Web page and app entries
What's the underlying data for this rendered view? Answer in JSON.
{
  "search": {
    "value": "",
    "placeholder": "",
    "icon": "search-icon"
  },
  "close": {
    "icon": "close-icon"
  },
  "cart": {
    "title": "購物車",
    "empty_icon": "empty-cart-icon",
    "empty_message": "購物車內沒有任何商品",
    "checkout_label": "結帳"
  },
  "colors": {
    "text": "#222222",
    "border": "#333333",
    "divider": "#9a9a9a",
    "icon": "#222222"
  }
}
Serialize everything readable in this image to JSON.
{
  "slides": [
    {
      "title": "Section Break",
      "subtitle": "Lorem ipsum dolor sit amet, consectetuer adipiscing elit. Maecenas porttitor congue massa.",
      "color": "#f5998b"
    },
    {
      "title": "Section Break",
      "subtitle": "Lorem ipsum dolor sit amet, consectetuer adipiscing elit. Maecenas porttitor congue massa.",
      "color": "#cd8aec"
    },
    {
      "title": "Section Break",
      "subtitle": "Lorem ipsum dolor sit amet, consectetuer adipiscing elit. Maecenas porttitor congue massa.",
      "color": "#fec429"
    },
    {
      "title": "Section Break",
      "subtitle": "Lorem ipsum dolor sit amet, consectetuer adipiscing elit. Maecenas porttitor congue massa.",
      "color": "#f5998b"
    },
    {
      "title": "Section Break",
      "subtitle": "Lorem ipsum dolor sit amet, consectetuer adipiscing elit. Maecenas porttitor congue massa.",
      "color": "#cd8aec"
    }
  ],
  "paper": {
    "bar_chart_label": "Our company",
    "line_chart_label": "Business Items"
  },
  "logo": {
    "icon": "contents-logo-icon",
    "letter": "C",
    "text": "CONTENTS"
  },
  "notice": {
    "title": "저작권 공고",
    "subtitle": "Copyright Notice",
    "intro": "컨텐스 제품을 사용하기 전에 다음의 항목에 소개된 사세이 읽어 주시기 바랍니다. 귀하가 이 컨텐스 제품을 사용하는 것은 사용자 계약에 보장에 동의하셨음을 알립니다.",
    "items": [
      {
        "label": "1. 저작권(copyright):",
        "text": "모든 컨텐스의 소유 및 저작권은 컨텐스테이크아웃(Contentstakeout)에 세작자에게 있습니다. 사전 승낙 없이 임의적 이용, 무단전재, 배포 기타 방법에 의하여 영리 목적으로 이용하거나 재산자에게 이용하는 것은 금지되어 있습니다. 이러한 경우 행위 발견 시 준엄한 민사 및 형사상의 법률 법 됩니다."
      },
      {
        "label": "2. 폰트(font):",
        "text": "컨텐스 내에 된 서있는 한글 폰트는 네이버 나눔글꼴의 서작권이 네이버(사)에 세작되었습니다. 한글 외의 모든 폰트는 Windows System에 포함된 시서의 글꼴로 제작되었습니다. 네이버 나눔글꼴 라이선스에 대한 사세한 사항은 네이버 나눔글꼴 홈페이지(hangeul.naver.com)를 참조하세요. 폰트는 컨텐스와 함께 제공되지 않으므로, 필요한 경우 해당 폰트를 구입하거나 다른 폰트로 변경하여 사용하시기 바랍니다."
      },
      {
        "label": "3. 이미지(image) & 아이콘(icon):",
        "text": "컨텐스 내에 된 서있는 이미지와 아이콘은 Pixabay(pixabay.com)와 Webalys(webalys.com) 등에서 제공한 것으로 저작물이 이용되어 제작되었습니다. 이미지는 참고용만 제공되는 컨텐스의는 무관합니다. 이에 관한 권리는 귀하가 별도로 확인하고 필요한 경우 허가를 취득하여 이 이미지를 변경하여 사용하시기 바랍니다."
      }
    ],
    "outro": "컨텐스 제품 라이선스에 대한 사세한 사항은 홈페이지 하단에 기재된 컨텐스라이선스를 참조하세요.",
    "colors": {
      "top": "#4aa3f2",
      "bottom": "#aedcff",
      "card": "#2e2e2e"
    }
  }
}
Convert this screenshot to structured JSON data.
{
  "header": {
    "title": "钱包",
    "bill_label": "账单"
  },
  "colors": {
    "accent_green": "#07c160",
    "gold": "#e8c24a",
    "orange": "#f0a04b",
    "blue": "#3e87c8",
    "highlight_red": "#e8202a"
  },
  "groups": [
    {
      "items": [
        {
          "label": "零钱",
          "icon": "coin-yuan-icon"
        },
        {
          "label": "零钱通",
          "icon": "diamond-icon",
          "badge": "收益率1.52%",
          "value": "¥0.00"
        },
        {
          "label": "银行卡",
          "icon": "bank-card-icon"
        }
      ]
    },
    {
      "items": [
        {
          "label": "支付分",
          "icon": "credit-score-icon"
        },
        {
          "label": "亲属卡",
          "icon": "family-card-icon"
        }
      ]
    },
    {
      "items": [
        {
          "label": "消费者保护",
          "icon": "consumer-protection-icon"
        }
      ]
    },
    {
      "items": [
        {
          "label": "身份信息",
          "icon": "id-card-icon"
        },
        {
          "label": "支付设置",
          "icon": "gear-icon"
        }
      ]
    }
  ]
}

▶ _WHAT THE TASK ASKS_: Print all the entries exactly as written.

▶ _EXPECTED ANSWER_:
What's the underlying data for this rendered view? Answer in JSON.
{
  "search": {
    "value": "",
    "placeholder": "",
    "icon": "search-icon"
  },
  "close": {
    "icon": "close-icon"
  },
  "cart": {
    "title": "購物車",
    "empty_icon": "empty-cart-icon",
    "empty_message": "購物車內沒有任何商品",
    "checkout_label": "結帳"
  },
  "colors": {
    "text": "#222222",
    "border": "#333333",
    "divider": "#9a9a9a",
    "icon": "#222222"
  }
}
Serialize everything readable in this image to JSON.
{
  "slides": [
    {
      "title": "Section Break",
      "subtitle": "Lorem ipsum dolor sit amet, consectetuer adipiscing elit. Maecenas porttitor congue massa.",
      "color": "#f5998b"
    },
    {
      "title": "Section Break",
      "subtitle": "Lorem ipsum dolor sit amet, consectetuer adipiscing elit. Maecenas porttitor congue massa.",
      "color": "#cd8aec"
    },
    {
      "title": "Section Break",
      "subtitle": "Lorem ipsum dolor sit amet, consectetuer adipiscing elit. Maecenas porttitor congue massa.",
      "color": "#fec429"
    },
    {
      "title": "Section Break",
      "subtitle": "Lorem ipsum dolor sit amet, consectetuer adipiscing elit. Maecenas porttitor congue massa.",
      "color": "#f5998b"
    },
    {
      "title": "Section Break",
      "subtitle": "Lorem ipsum dolor sit amet, consectetuer adipiscing elit. Maecenas porttitor congue massa.",
      "color": "#cd8aec"
    }
  ],
  "paper": {
    "bar_chart_label": "Our company",
    "line_chart_label": "Business Items"
  },
  "logo": {
    "icon": "contents-logo-icon",
    "letter": "C",
    "text": "CONTENTS"
  },
  "notice": {
    "title": "저작권 공고",
    "subtitle": "Copyright Notice",
    "intro": "컨텐스 제품을 사용하기 전에 다음의 항목에 소개된 사세이 읽어 주시기 바랍니다. 귀하가 이 컨텐스 제품을 사용하는 것은 사용자 계약에 보장에 동의하셨음을 알립니다.",
    "items": [
      {
        "label": "1. 저작권(copyright):",
        "text": "모든 컨텐스의 소유 및 저작권은 컨텐스테이크아웃(Contentstakeout)에 세작자에게 있습니다. 사전 승낙 없이 임의적 이용, 무단전재, 배포 기타 방법에 의하여 영리 목적으로 이용하거나 재산자에게 이용하는 것은 금지되어 있습니다. 이러한 경우 행위 발견 시 준엄한 민사 및 형사상의 법률 법 됩니다."
      },
      {
        "label": "2. 폰트(font):",
        "text": "컨텐스 내에 된 서있는 한글 폰트는 네이버 나눔글꼴의 서작권이 네이버(사)에 세작되었습니다. 한글 외의 모든 폰트는 Windows System에 포함된 시서의 글꼴로 제작되었습니다. 네이버 나눔글꼴 라이선스에 대한 사세한 사항은 네이버 나눔글꼴 홈페이지(hangeul.naver.com)를 참조하세요. 폰트는 컨텐스와 함께 제공되지 않으므로, 필요한 경우 해당 폰트를 구입하거나 다른 폰트로 변경하여 사용하시기 바랍니다."
      },
      {
        "label": "3. 이미지(image) & 아이콘(icon):",
        "text": "컨텐스 내에 된 서있는 이미지와 아이콘은 Pixabay(pixabay.com)와 Webalys(webalys.com) 등에서 제공한 것으로 저작물이 이용되어 제작되었습니다. 이미지는 참고용만 제공되는 컨텐스의는 무관합니다. 이에 관한 권리는 귀하가 별도로 확인하고 필요한 경우 허가를 취득하여 이 이미지를 변경하여 사용하시기 바랍니다."
      }
    ],
    "outro": "컨텐스 제품 라이선스에 대한 사세한 사항은 홈페이지 하단에 기재된 컨텐스라이선스를 참조하세요.",
    "colors": {
      "top": "#4aa3f2",
      "bottom": "#aedcff",
      "card": "#2e2e2e"
    }
  }
}
Convert this screenshot to structured JSON data.
{
  "header": {
    "title": "钱包",
    "bill_label": "账单"
  },
  "colors": {
    "accent_green": "#07c160",
    "gold": "#e8c24a",
    "orange": "#f0a04b",
    "blue": "#3e87c8",
    "highlight_red": "#e8202a"
  },
  "groups": [
    {
      "items": [
        {
          "label": "零钱",
          "icon": "coin-yuan-icon"
        },
        {
          "label": "零钱通",
          "icon": "diamond-icon",
          "badge": "收益率1.52%",
          "value": "¥0.00"
        },
        {
          "label": "银行卡",
          "icon": "bank-card-icon"
        }
      ]
    },
    {
      "items": [
        {
          "label": "支付分",
          "icon": "credit-score-icon"
        },
        {
          "label": "亲属卡",
          "icon": "family-card-icon"
        }
      ]
    },
    {
      "items": [
        {
          "label": "消费者保护",
          "icon": "consumer-protection-icon"
        }
      ]
    },
    {
      "items": [
        {
          "label": "身份信息",
          "icon": "id-card-icon"
        },
        {
          "label": "支付设置",
          "icon": "gear-icon"
        }
      ]
    }
  ]
}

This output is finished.